Mary Patenaude, who has owned the Pomfret Spirit Shoppe for 33 years, said she doesn’t think Sunday sales will increase revenue to the state. She believes people will still head over the border to Massachusetts for their booze because the Commonwealth removed the sales tax on liquor in 2010.
“I think once this new system is up and running and we can judge the increase in income then we’ll be in a position to adjust the taxes as well,” Malloy said when asked about the increase in liquor taxes.
“Quite frankly I had a $3.5 billion problem,” he said defending the tax increases.
With the state’s budget woes at the top of his list last year, Malloy sat on the sidelines and said he would sign a Sunday sales bill if it passed, but wasn’t going to get involved in the debate. This year he has had more time to think about it, which is why he offered the proposal Saturday.

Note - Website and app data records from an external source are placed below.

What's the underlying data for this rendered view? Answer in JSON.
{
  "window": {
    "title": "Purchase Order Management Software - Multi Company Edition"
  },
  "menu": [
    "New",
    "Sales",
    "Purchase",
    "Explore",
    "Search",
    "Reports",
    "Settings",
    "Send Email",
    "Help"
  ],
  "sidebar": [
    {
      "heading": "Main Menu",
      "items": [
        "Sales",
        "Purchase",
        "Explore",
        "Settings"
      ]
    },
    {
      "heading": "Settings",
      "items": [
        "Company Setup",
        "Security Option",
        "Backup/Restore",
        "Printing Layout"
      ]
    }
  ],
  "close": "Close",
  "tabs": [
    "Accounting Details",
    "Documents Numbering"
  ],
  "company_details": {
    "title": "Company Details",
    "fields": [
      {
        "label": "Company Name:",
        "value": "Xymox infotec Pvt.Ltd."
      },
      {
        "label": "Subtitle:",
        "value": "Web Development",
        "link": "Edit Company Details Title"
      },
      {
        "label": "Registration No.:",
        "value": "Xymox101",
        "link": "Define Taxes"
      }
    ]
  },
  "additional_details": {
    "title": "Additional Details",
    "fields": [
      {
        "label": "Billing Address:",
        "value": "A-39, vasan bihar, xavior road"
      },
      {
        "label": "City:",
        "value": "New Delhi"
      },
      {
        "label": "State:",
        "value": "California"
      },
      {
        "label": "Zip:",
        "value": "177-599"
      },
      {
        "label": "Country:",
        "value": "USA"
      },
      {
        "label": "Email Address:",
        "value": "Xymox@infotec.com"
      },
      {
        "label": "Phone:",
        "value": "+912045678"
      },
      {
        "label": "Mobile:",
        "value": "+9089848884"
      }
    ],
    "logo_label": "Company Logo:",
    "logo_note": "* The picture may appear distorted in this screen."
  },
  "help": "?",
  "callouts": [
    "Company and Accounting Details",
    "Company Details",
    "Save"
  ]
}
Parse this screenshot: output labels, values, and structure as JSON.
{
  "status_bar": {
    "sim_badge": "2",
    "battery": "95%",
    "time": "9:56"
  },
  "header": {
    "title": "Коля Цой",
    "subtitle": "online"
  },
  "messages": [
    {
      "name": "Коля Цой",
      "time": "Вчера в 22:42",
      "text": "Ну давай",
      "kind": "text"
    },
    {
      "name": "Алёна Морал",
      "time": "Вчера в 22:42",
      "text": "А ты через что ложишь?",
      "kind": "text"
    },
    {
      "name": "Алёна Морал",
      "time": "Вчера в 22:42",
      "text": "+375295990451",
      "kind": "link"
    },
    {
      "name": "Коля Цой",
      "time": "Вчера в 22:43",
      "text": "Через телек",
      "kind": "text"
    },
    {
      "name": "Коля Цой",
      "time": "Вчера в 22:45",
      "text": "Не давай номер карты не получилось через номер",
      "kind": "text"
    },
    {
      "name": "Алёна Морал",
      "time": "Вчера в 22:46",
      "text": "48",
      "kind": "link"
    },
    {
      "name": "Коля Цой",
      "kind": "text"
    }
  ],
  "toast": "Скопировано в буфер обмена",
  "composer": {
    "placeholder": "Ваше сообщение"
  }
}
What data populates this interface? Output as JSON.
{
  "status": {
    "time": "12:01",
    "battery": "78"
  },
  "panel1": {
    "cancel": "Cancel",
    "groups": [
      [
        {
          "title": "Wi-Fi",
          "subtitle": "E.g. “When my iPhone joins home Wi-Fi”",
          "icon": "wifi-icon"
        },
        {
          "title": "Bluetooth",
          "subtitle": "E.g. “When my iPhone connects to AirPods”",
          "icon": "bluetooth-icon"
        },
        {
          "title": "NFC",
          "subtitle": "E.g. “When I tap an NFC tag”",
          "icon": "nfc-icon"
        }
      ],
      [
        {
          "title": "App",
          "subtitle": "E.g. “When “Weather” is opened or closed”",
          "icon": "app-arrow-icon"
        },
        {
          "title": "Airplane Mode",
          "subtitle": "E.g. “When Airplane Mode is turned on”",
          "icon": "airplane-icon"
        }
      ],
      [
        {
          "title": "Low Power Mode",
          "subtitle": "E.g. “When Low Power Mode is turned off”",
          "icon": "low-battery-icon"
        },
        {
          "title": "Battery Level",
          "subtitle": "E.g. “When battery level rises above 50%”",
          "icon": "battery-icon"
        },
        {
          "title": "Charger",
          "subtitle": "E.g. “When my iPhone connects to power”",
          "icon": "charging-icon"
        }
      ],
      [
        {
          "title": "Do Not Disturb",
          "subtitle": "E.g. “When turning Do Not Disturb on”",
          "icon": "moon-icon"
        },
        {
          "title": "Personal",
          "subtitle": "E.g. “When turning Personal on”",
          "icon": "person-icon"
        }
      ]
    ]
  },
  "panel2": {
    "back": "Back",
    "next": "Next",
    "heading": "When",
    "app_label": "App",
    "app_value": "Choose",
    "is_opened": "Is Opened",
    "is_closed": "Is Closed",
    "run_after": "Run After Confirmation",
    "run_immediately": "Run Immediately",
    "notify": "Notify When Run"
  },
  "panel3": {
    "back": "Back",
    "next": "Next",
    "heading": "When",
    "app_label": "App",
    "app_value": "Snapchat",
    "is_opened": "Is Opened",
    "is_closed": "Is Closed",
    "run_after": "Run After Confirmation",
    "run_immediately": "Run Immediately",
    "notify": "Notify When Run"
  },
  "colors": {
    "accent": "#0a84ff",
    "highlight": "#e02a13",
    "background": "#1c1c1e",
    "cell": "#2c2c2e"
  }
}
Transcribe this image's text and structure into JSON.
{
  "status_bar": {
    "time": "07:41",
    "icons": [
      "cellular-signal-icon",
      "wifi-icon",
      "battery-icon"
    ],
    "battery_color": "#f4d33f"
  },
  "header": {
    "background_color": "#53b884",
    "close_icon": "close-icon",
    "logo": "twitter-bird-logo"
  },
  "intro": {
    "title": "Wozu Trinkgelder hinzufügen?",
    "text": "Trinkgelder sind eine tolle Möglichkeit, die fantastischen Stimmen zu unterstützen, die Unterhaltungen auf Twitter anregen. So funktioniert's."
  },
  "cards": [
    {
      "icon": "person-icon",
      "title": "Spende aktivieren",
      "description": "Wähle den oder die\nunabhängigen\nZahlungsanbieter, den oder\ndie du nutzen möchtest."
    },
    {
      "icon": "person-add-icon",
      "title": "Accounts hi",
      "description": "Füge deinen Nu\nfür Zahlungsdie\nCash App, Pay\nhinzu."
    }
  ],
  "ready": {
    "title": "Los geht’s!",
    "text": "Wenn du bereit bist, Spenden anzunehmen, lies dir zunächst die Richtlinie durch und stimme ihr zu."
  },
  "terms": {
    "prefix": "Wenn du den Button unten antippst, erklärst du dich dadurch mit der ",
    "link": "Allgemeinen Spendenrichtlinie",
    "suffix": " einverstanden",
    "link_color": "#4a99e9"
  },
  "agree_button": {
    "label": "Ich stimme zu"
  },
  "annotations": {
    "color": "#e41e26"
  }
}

“We can drive additional income to the state at the same time as we drive the price down to consumers. That’s known as a win-win,” Malloy said.
Carroll Hughes, the head of the Connecticut Package Store Association, said he met with the governor Saturday to go over the proposal, but has yet to form an opinion about it.
“It sounds good on paper, but I just don’t know how it’s going to work,” Hughes said. “I don’t know what all those things will do collectively.”
He said he’s taking it to the board of the association for discussion over the coming week.
Rep. Kathy Tallarita, D-Enfield, a longtime proponent of Sunday sales, said the backing of the governor will go a long way toward making sure the proposal becomes law.
She said there have been Sundays where she’s driven to Massachusetts to purchase beer or wine for a party and is excited at the opportunity to stay in the state to purchase it and keep the money here within the borders.
“It allows small businesses to create jobs and bring in more money to the state of Connecticut,” Tallarita said.
Stan Sorkin, president of the Connecticut Food Association, said the grocery store owners he represents support the package and believe the governor’s support will go a long way to making sure it’s passed.
Grocery stores which currently hold beer only permits would be allowed to purchase package store medallions, but they wouldn’t be able to sell wine or spirits for at least five years.
Malloy said his main goal in proposing the package was making sure Connecticut remained competitive with its neighboring states.
The ban on Sunday liquor sales “is reflective of another time and another age when people lived differently,” Malloy said. “There’s a whole lot of people who have to work all day Saturday and can’t get to a store.”
He said all the other states have recognized that because all but Indiana have Sunday sales.